I am a wanted man.
When I get a request to sub for the 6th grade teachers at Arbor Creek Elementary (and I get them at least every two weeks), I know it’s because they truly want me there. I’ve been there so much it’s become a nonevent. I almost forgot until recently that many subs can have kind of a sense of anxiety when they enter new situations day after day. I don’t feel that at all with this team of teachers and group of students, because I want to be there and they want me there.

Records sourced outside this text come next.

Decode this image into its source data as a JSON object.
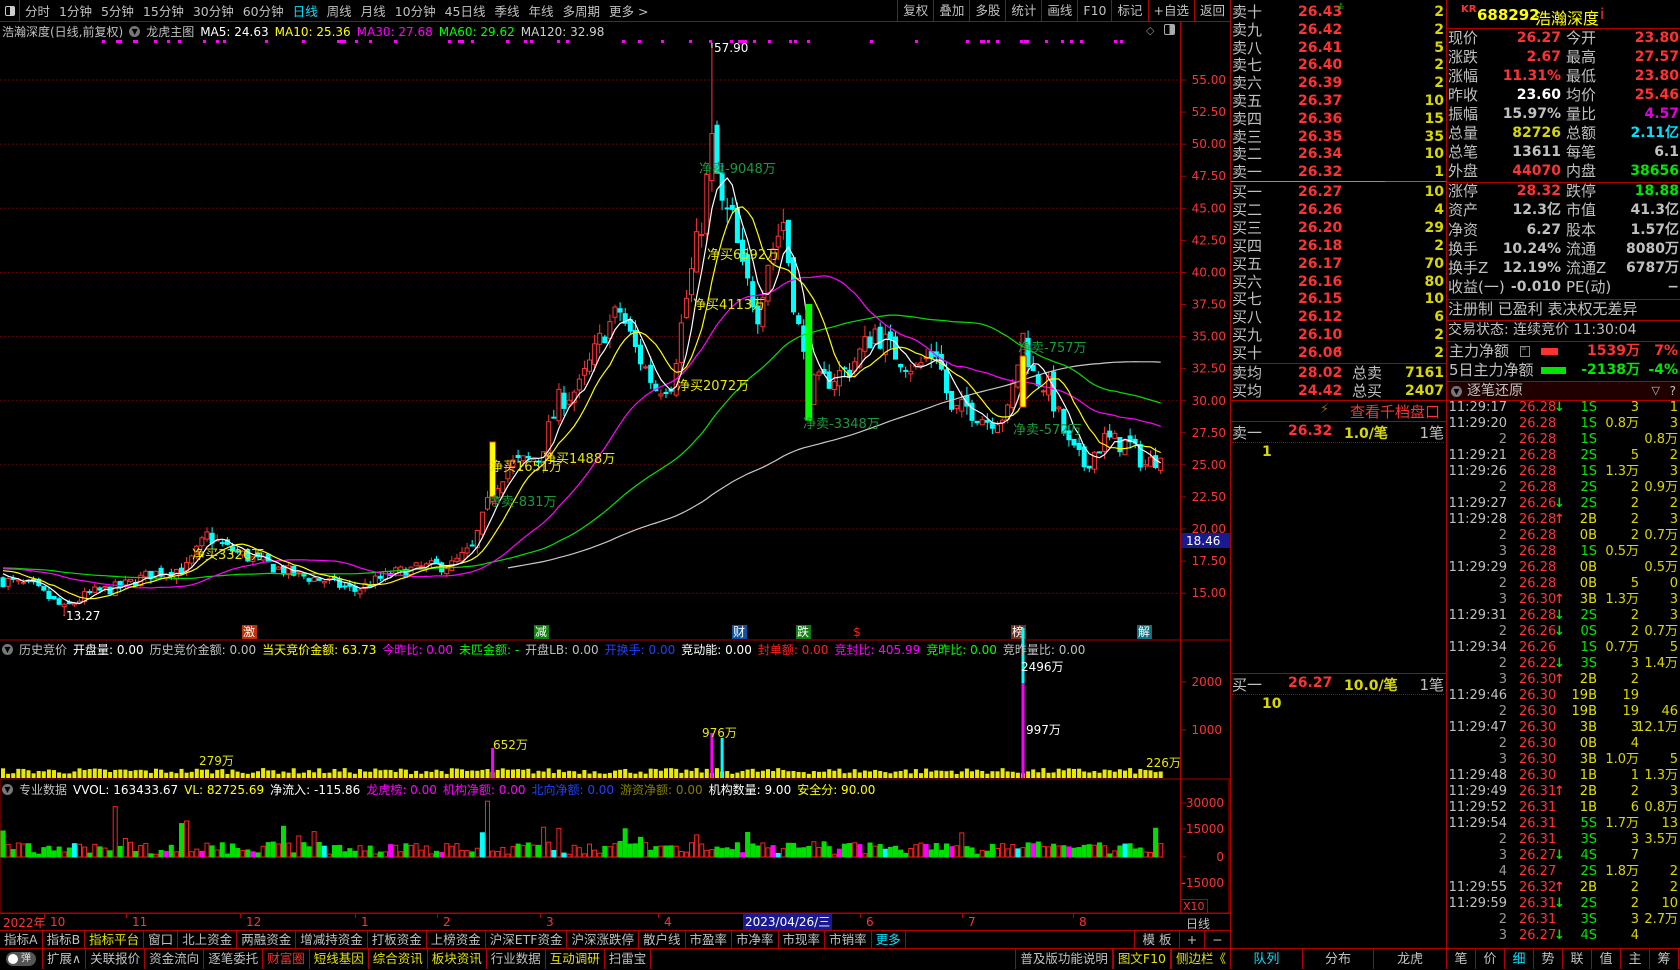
{
  "toolbar": {
    "periods": [
      "分时",
      "1分钟",
      "5分钟",
      "15分钟",
      "30分钟",
      "60分钟",
      "日线",
      "周线",
      "月线",
      "10分钟",
      "45日线",
      "季线",
      "年线",
      "多周期",
      "更多 >"
    ],
    "active": "日线",
    "actions": [
      "复权",
      "叠加",
      "多股",
      "统计",
      "画线",
      "F10",
      "标记",
      "+自选",
      "返回"
    ]
  },
  "info": {
    "title": "浩瀚深度(日线,前复权)",
    "mode": "龙虎主图",
    "ma": [
      {
        "text": "MA5: 24.63",
        "color": "#ffffff"
      },
      {
        "text": "MA10: 25.36",
        "color": "#ffff00"
      },
      {
        "text": "MA30: 27.68",
        "color": "#ff00ff"
      },
      {
        "text": "MA60: 29.62",
        "color": "#00ff00"
      },
      {
        "text": "MA120: 32.98",
        "color": "#d0d0d0"
      }
    ]
  },
  "price_axis": [
    "55.00",
    "52.50",
    "50.00",
    "47.50",
    "45.00",
    "42.50",
    "40.00",
    "37.50",
    "35.00",
    "32.50",
    "30.00",
    "27.50",
    "25.00",
    "22.50",
    "20.00",
    "17.50",
    "15.00"
  ],
  "current_marker": "18.46",
  "peak_label": "57.90",
  "low_label": "13.27",
  "annotations": [
    {
      "text": "净买3326万",
      "type": "buy"
    },
    {
      "text": "净卖-831万",
      "type": "sell"
    },
    {
      "text": "净买1651万",
      "type": "buy"
    },
    {
      "text": "净买1488万",
      "type": "buy"
    },
    {
      "text": "净买2072万",
      "type": "buy"
    },
    {
      "text": "净买4113万",
      "type": "buy"
    },
    {
      "text": "净买6592万",
      "type": "buy"
    },
    {
      "text": "净卖-9048万",
      "type": "sell"
    },
    {
      "text": "净卖-3348万",
      "type": "sell"
    },
    {
      "text": "净卖-757万",
      "type": "sell"
    },
    {
      "text": "净卖-572万",
      "type": "sell"
    }
  ],
  "events": [
    {
      "label": "激",
      "color": "#c03000"
    },
    {
      "label": "减",
      "color": "#108010"
    },
    {
      "label": "财",
      "color": "#1050a0"
    },
    {
      "label": "跌",
      "color": "#108010"
    },
    {
      "label": "$",
      "color": "#000000"
    },
    {
      "label": "榜",
      "color": "#703020"
    },
    {
      "label": "解",
      "color": "#107080"
    }
  ],
  "kline": {
    "count": 228,
    "keypoints": [
      [
        0,
        16
      ],
      [
        6,
        15.5
      ],
      [
        12,
        13.8
      ],
      [
        17,
        15
      ],
      [
        23,
        15.5
      ],
      [
        29,
        16.5
      ],
      [
        36,
        17
      ],
      [
        40,
        19.5
      ],
      [
        44,
        18.5
      ],
      [
        50,
        17.5
      ],
      [
        57,
        16.5
      ],
      [
        63,
        16
      ],
      [
        69,
        15.2
      ],
      [
        76,
        16.5
      ],
      [
        82,
        17
      ],
      [
        88,
        17.2
      ],
      [
        92,
        18.5
      ],
      [
        96,
        23
      ],
      [
        99,
        25
      ],
      [
        105,
        25.5
      ],
      [
        109,
        30
      ],
      [
        113,
        31
      ],
      [
        118,
        35.5
      ],
      [
        121,
        37
      ],
      [
        124,
        34
      ],
      [
        128,
        31
      ],
      [
        131,
        31.5
      ],
      [
        134,
        38
      ],
      [
        137,
        44
      ],
      [
        139,
        50
      ],
      [
        141,
        45
      ],
      [
        143,
        44
      ],
      [
        145,
        40
      ],
      [
        148,
        37
      ],
      [
        150,
        41
      ],
      [
        153,
        44
      ],
      [
        155,
        38
      ],
      [
        158,
        31
      ],
      [
        161,
        31.5
      ],
      [
        166,
        32.5
      ],
      [
        171,
        35.5
      ],
      [
        174,
        34
      ],
      [
        179,
        32.5
      ],
      [
        183,
        34
      ],
      [
        186,
        29
      ],
      [
        189,
        29.5
      ],
      [
        193,
        28.5
      ],
      [
        197,
        29
      ],
      [
        200,
        35
      ],
      [
        202,
        32
      ],
      [
        205,
        31
      ],
      [
        209,
        26.5
      ],
      [
        212,
        25
      ],
      [
        216,
        27
      ],
      [
        221,
        26.5
      ],
      [
        224,
        25
      ],
      [
        226,
        25.5
      ],
      [
        227,
        26.3
      ]
    ]
  },
  "ind1": {
    "items": [
      {
        "text": "开盘量: 0.00",
        "color": "#ffffff"
      },
      {
        "text": "历史竞价金额: 0.00",
        "color": "#c0c0c0"
      },
      {
        "text": "当天竞价金额: 63.73",
        "color": "#ffff00"
      },
      {
        "text": "今昨比: 0.00",
        "color": "#ff00ff"
      },
      {
        "text": "未匹金额: -",
        "color": "#00ff00"
      },
      {
        "text": "开盘LB: 0.00",
        "color": "#c0c0c0"
      },
      {
        "text": "开换手: 0.00",
        "color": "#2040ff"
      },
      {
        "text": "竞动能: 0.00",
        "color": "#ffffff"
      },
      {
        "text": "封单额: 0.00",
        "color": "#ff2020"
      },
      {
        "text": "竞封比: 405.99",
        "color": "#ff00ff"
      },
      {
        "text": "竞昨比: 0.00",
        "color": "#00ff00"
      },
      {
        "text": "竞昨量比: 0.00",
        "color": "#c0c0c0"
      }
    ],
    "title": "历史竞价",
    "axis": [
      "2000",
      "1000"
    ],
    "labels": [
      "2496万",
      "997万",
      "652万",
      "976万",
      "279万",
      "226万"
    ]
  },
  "ind2": {
    "title": "专业数据",
    "items": [
      {
        "text": "VVOL: 163433.67",
        "color": "#ffffff"
      },
      {
        "text": "VL: 82725.69",
        "color": "#ffff00"
      },
      {
        "text": "净流入: -115.86",
        "color": "#ffffff"
      },
      {
        "text": "龙虎榜: 0.00",
        "color": "#ff00ff"
      },
      {
        "text": "机构净额: 0.00",
        "color": "#ff00ff"
      },
      {
        "text": "北向净额: 0.00",
        "color": "#2040ff"
      },
      {
        "text": "游资净额: 0.00",
        "color": "#808000"
      },
      {
        "text": "机构数量: 9.00",
        "color": "#ffffff"
      },
      {
        "text": "安全分: 90.00",
        "color": "#ffff00"
      }
    ],
    "axis": [
      "30000",
      "15000",
      "0",
      "-15000"
    ],
    "scale": "X10"
  },
  "date_axis": {
    "year": "2022年",
    "months": [
      "10",
      "11",
      "12",
      "1",
      "2",
      "3",
      "4",
      "6",
      "7",
      "8"
    ],
    "cursor": "2023/04/26/三",
    "period": "日线"
  },
  "bar1": {
    "items": [
      {
        "t": "指标A",
        "c": "#c0c0c0"
      },
      {
        "t": "指标B",
        "c": "#c0c0c0"
      },
      {
        "t": "指标平台",
        "c": "#e0e000"
      },
      {
        "t": "窗口",
        "c": "#c0c0c0"
      },
      {
        "t": "北上资金",
        "c": "#c0c0c0"
      },
      {
        "t": "两融资金",
        "c": "#c0c0c0"
      },
      {
        "t": "增减持资金",
        "c": "#c0c0c0"
      },
      {
        "t": "打板资金",
        "c": "#c0c0c0"
      },
      {
        "t": "上榜资金",
        "c": "#c0c0c0"
      },
      {
        "t": "沪深ETF资金",
        "c": "#c0c0c0"
      },
      {
        "t": "沪深涨跌停",
        "c": "#c0c0c0"
      },
      {
        "t": "散户线",
        "c": "#c0c0c0"
      },
      {
        "t": "市盈率",
        "c": "#c0c0c0"
      },
      {
        "t": "市净率",
        "c": "#c0c0c0"
      },
      {
        "t": "市现率",
        "c": "#c0c0c0"
      },
      {
        "t": "市销率",
        "c": "#c0c0c0"
      },
      {
        "t": "更多",
        "c": "#00e0ff"
      }
    ],
    "template": "模 板",
    "plus": "+",
    "minus": "−"
  },
  "bar2": {
    "toggle": "弹",
    "items": [
      {
        "t": "扩展∧",
        "c": "#c0c0c0"
      },
      {
        "t": "关联报价",
        "c": "#c0c0c0"
      },
      {
        "t": "资金流向",
        "c": "#c0c0c0"
      },
      {
        "t": "逐笔委托",
        "c": "#c0c0c0"
      },
      {
        "t": "财富圈",
        "c": "#ff3030"
      },
      {
        "t": "短线基因",
        "c": "#e0e000"
      },
      {
        "t": "综合资讯",
        "c": "#e0e000"
      },
      {
        "t": "板块资讯",
        "c": "#e0e000"
      },
      {
        "t": "行业数据",
        "c": "#c0c0c0"
      },
      {
        "t": "互动调研",
        "c": "#e0e000"
      },
      {
        "t": "扫雷宝",
        "c": "#c0c0c0"
      }
    ],
    "right": [
      {
        "t": "普及版功能说明",
        "c": "#c0c0c0"
      },
      {
        "t": "图文F10",
        "c": "#e0e000"
      },
      {
        "t": "侧边栏《",
        "c": "#e0e000"
      }
    ]
  },
  "orderbook": {
    "sell": [
      {
        "label": "卖十",
        "price": "26.43",
        "vol": "2"
      },
      {
        "label": "卖九",
        "price": "26.42",
        "vol": "2"
      },
      {
        "label": "卖八",
        "price": "26.41",
        "vol": "5"
      },
      {
        "label": "卖七",
        "price": "26.40",
        "vol": "2"
      },
      {
        "label": "卖六",
        "price": "26.39",
        "vol": "2"
      },
      {
        "label": "卖五",
        "price": "26.37",
        "vol": "10"
      },
      {
        "label": "卖四",
        "price": "26.36",
        "vol": "15"
      },
      {
        "label": "卖三",
        "price": "26.35",
        "vol": "35"
      },
      {
        "label": "卖二",
        "price": "26.34",
        "vol": "10"
      },
      {
        "label": "卖一",
        "price": "26.32",
        "vol": "1"
      }
    ],
    "buy": [
      {
        "label": "买一",
        "price": "26.27",
        "vol": "10"
      },
      {
        "label": "买二",
        "price": "26.26",
        "vol": "4"
      },
      {
        "label": "买三",
        "price": "26.20",
        "vol": "29"
      },
      {
        "label": "买四",
        "price": "26.18",
        "vol": "2"
      },
      {
        "label": "买五",
        "price": "26.17",
        "vol": "70"
      },
      {
        "label": "买六",
        "price": "26.16",
        "vol": "80"
      },
      {
        "label": "买七",
        "price": "26.15",
        "vol": "10"
      },
      {
        "label": "买八",
        "price": "26.12",
        "vol": "6"
      },
      {
        "label": "买九",
        "price": "26.10",
        "vol": "2"
      },
      {
        "label": "买十",
        "price": "26.06",
        "vol": "2"
      }
    ],
    "avg": [
      {
        "label": "卖均",
        "price": "28.02",
        "tlabel": "总卖",
        "tval": "7161"
      },
      {
        "label": "买均",
        "price": "24.42",
        "tlabel": "总买",
        "tval": "2407"
      }
    ],
    "depth_link": "查看千档盘口",
    "queue": [
      {
        "label": "卖一",
        "price": "26.32",
        "per": "1.0/笔",
        "count": "1笔",
        "orders": "1"
      },
      {
        "label": "买一",
        "price": "26.27",
        "per": "10.0/笔",
        "count": "1笔",
        "orders": "10"
      }
    ],
    "tabs": [
      "队列",
      "分布",
      "龙虎"
    ]
  },
  "quote": {
    "badge": "KR",
    "code": "688292",
    "name": "浩瀚深度",
    "info_icon": "i",
    "rows": [
      {
        "l1": "现价",
        "v1": "26.27",
        "c1": "#ff3232",
        "l2": "今开",
        "v2": "23.80",
        "c2": "#ff3232"
      },
      {
        "l1": "涨跌",
        "v1": "2.67",
        "c1": "#ff3232",
        "l2": "最高",
        "v2": "27.57",
        "c2": "#ff3232"
      },
      {
        "l1": "涨幅",
        "v1": "11.31%",
        "c1": "#ff3232",
        "l2": "最低",
        "v2": "23.80",
        "c2": "#ff3232"
      },
      {
        "l1": "昨收",
        "v1": "23.60",
        "c1": "#ffffff",
        "l2": "均价",
        "v2": "25.46",
        "c2": "#ff3232"
      },
      {
        "l1": "振幅",
        "v1": "15.97%",
        "c1": "#c0c0c0",
        "l2": "量比",
        "v2": "4.57",
        "c2": "#e000e0"
      },
      {
        "l1": "总量",
        "v1": "82726",
        "c1": "#d8d800",
        "l2": "总额",
        "v2": "2.11亿",
        "c2": "#00e0ff"
      },
      {
        "l1": "总笔",
        "v1": "13611",
        "c1": "#c0c0c0",
        "l2": "每笔",
        "v2": "6.1",
        "c2": "#c0c0c0"
      },
      {
        "l1": "外盘",
        "v1": "44070",
        "c1": "#ff3232",
        "l2": "内盘",
        "v2": "38656",
        "c2": "#00e600"
      },
      {
        "l1": "涨停",
        "v1": "28.32",
        "c1": "#ff3232",
        "l2": "跌停",
        "v2": "18.88",
        "c2": "#00e600"
      },
      {
        "l1": "资产",
        "v1": "12.3亿",
        "c1": "#c0c0c0",
        "l2": "市值",
        "v2": "41.3亿",
        "c2": "#c0c0c0"
      },
      {
        "l1": "净资",
        "v1": "6.27",
        "c1": "#c0c0c0",
        "l2": "股本",
        "v2": "1.57亿",
        "c2": "#c0c0c0"
      },
      {
        "l1": "换手",
        "v1": "10.24%",
        "c1": "#c0c0c0",
        "l2": "流通",
        "v2": "8080万",
        "c2": "#c0c0c0"
      },
      {
        "l1": "换手Z",
        "v1": "12.19%",
        "c1": "#c0c0c0",
        "l2": "流通Z",
        "v2": "6787万",
        "c2": "#c0c0c0"
      },
      {
        "l1": "收益(一)",
        "v1": "-0.010",
        "c1": "#c0c0c0",
        "l2": "PE(动)",
        "v2": "−",
        "c2": "#c0c0c0"
      }
    ],
    "flags": "注册制 已盈利 表决权无差异",
    "status": "交易状态: 连续竞价 11:30:04",
    "mainforce": [
      {
        "label": "主力净额",
        "value": "1539万",
        "pct": "7%",
        "color": "#ff3232"
      },
      {
        "label": "5日主力净额",
        "value": "-2138万",
        "pct": "-4%",
        "color": "#00e600"
      }
    ],
    "ticks_title": "逐笔还原",
    "tabs": [
      "笔",
      "价",
      "细",
      "势",
      "联",
      "值",
      "主",
      "筹"
    ],
    "active_tab": "细"
  },
  "ticks": [
    {
      "t": "11:29:17",
      "p": "26.28",
      "a": "down",
      "v": "1S",
      "c4": "3",
      "c5": "1"
    },
    {
      "t": "11:29:20",
      "p": "26.28",
      "a": "",
      "v": "1S",
      "c4": "0.8万",
      "c5": "3"
    },
    {
      "t": "2",
      "p": "26.28",
      "a": "",
      "v": "1S",
      "c4": "",
      "c5": "0.8万"
    },
    {
      "t": "11:29:21",
      "p": "26.28",
      "a": "",
      "v": "2S",
      "c4": "5",
      "c5": "2"
    },
    {
      "t": "11:29:26",
      "p": "26.28",
      "a": "",
      "v": "1S",
      "c4": "1.3万",
      "c5": "3"
    },
    {
      "t": "2",
      "p": "26.28",
      "a": "",
      "v": "2S",
      "c4": "2",
      "c5": "0.9万"
    },
    {
      "t": "11:29:27",
      "p": "26.26",
      "a": "down",
      "v": "2S",
      "c4": "2",
      "c5": "2"
    },
    {
      "t": "11:29:28",
      "p": "26.28",
      "a": "up",
      "v": "2B",
      "c4": "2",
      "c5": "3"
    },
    {
      "t": "2",
      "p": "26.28",
      "a": "",
      "v": "0B",
      "c4": "2",
      "c5": "0.7万"
    },
    {
      "t": "3",
      "p": "26.28",
      "a": "",
      "v": "1S",
      "c4": "0.5万",
      "c5": "2"
    },
    {
      "t": "11:29:29",
      "p": "26.28",
      "a": "",
      "v": "0B",
      "c4": "",
      "c5": "0.5万"
    },
    {
      "t": "2",
      "p": "26.28",
      "a": "",
      "v": "0B",
      "c4": "5",
      "c5": "0"
    },
    {
      "t": "3",
      "p": "26.30",
      "a": "up",
      "v": "3B",
      "c4": "1.3万",
      "c5": "3"
    },
    {
      "t": "11:29:31",
      "p": "26.28",
      "a": "down",
      "v": "2S",
      "c4": "2",
      "c5": "3"
    },
    {
      "t": "2",
      "p": "26.26",
      "a": "down",
      "v": "0S",
      "c4": "2",
      "c5": "0.7万"
    },
    {
      "t": "11:29:34",
      "p": "26.26",
      "a": "",
      "v": "1S",
      "c4": "0.7万",
      "c5": "5"
    },
    {
      "t": "2",
      "p": "26.22",
      "a": "down",
      "v": "3S",
      "c4": "3",
      "c5": "1.4万"
    },
    {
      "t": "3",
      "p": "26.30",
      "a": "up",
      "v": "2B",
      "c4": "2",
      "c5": ""
    },
    {
      "t": "11:29:46",
      "p": "26.30",
      "a": "",
      "v": "19B",
      "c4": "19",
      "c5": ""
    },
    {
      "t": "2",
      "p": "26.30",
      "a": "",
      "v": "19B",
      "c4": "19",
      "c5": "46"
    },
    {
      "t": "11:29:47",
      "p": "26.30",
      "a": "",
      "v": "3B",
      "c4": "3",
      "c5": "12.1万"
    },
    {
      "t": "2",
      "p": "26.30",
      "a": "",
      "v": "0B",
      "c4": "4",
      "c5": ""
    },
    {
      "t": "3",
      "p": "26.30",
      "a": "",
      "v": "3B",
      "c4": "1.0万",
      "c5": "5"
    },
    {
      "t": "11:29:48",
      "p": "26.30",
      "a": "",
      "v": "1B",
      "c4": "1",
      "c5": "1.3万"
    },
    {
      "t": "11:29:49",
      "p": "26.31",
      "a": "up",
      "v": "2B",
      "c4": "2",
      "c5": "3"
    },
    {
      "t": "11:29:52",
      "p": "26.31",
      "a": "",
      "v": "1B",
      "c4": "6",
      "c5": "0.8万"
    },
    {
      "t": "11:29:54",
      "p": "26.31",
      "a": "",
      "v": "5S",
      "c4": "1.7万",
      "c5": "13"
    },
    {
      "t": "2",
      "p": "26.31",
      "a": "",
      "v": "3S",
      "c4": "3",
      "c5": "3.5万"
    },
    {
      "t": "3",
      "p": "26.27",
      "a": "down",
      "v": "4S",
      "c4": "7",
      "c5": ""
    },
    {
      "t": "4",
      "p": "26.27",
      "a": "",
      "v": "2S",
      "c4": "1.8万",
      "c5": "2"
    },
    {
      "t": "11:29:55",
      "p": "26.32",
      "a": "up",
      "v": "2B",
      "c4": "2",
      "c5": "2"
    },
    {
      "t": "11:29:59",
      "p": "26.31",
      "a": "down",
      "v": "2S",
      "c4": "2",
      "c5": "10"
    },
    {
      "t": "2",
      "p": "26.31",
      "a": "",
      "v": "3S",
      "c4": "3",
      "c5": "2.7万"
    },
    {
      "t": "3",
      "p": "26.27",
      "a": "down",
      "v": "4S",
      "c4": "4",
      "c5": ""
    }
  ]
}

Although I’ll occasionally get a snarky kid who will “diss” me by playfully refusing a handshake (or fist bump, in our post-H1N1 world), students and other leaders are genuinely happy to see me at church and youth group. It’s not always that I can do something for them – I’m something of a fixture. They want me there. For the most part.
When I get a call out of the blue from someone to whom I casually mentioned my job as a video editor, and they want me to come in for a meeting to learn about what my business can do for them (and vice versa), I feel that my skills are wanted, valued, and worth maintaining.

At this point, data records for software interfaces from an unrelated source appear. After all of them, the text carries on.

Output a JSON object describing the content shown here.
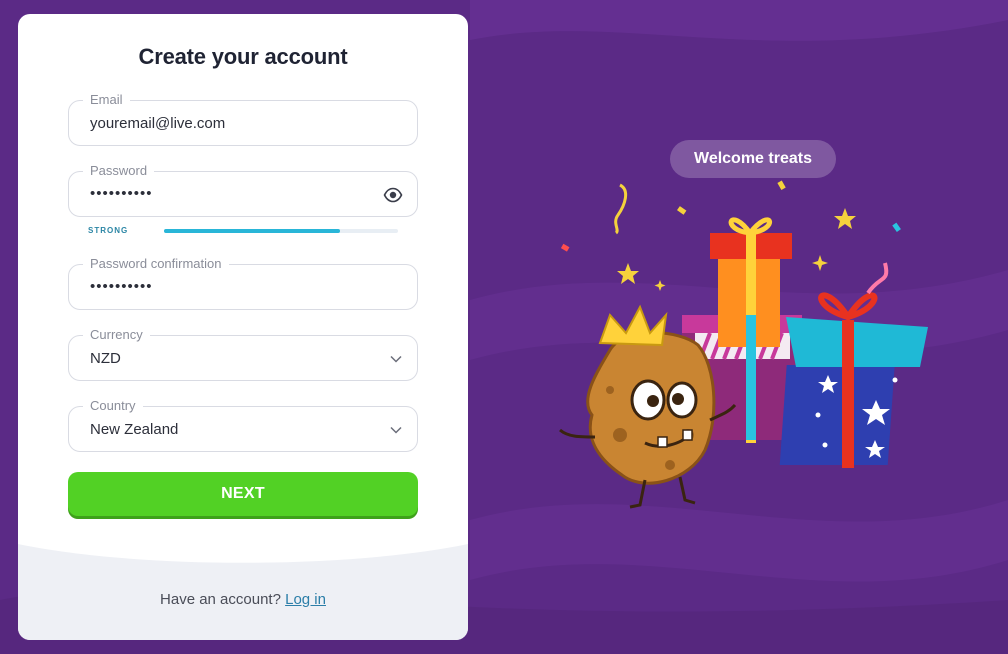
{
  "form": {
    "title": "Create your account",
    "email": {
      "label": "Email",
      "value": "youremail@live.com"
    },
    "password": {
      "label": "Password",
      "value": "••••••••••",
      "strength_label": "STRONG",
      "strength_fraction": 0.75,
      "toggle_icon": "eye-icon"
    },
    "password_confirmation": {
      "label": "Password confirmation",
      "value": "••••••••••"
    },
    "currency": {
      "label": "Currency",
      "value": "NZD",
      "icon": "chevron-down-icon"
    },
    "country": {
      "label": "Country",
      "value": "New Zealand",
      "icon": "chevron-down-icon"
    },
    "next_label": "NEXT",
    "footer_prompt": "Have an account?",
    "login_label": "Log in"
  },
  "promo": {
    "badge": "Welcome treats",
    "illustration": "cookie-mascot-with-gift-boxes"
  },
  "colors": {
    "background": "#5b2a86",
    "primary_button": "#52d125",
    "strength_bar": "#29b6d8",
    "link": "#2b7ea8"
  }
}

When you are wanted somewhere, it makes you want to go there again and again. As the classic Cheers theme song says, “Sometimes you want to go where everybody knows your name, and they’re always glad you came.” (Man that was a great show.)
Flip that around. Do the students in your small group feel “wanted” when they show up? How do they know somebody wants them there? When they aren’t there, do you notice? Belonging is one of the primary tasks and values of adolescence, beginning with the crucial early teen years. If I am not bending over backwards to let kids know they are wanted, valued, and cared for, I am an epic fail as a leader.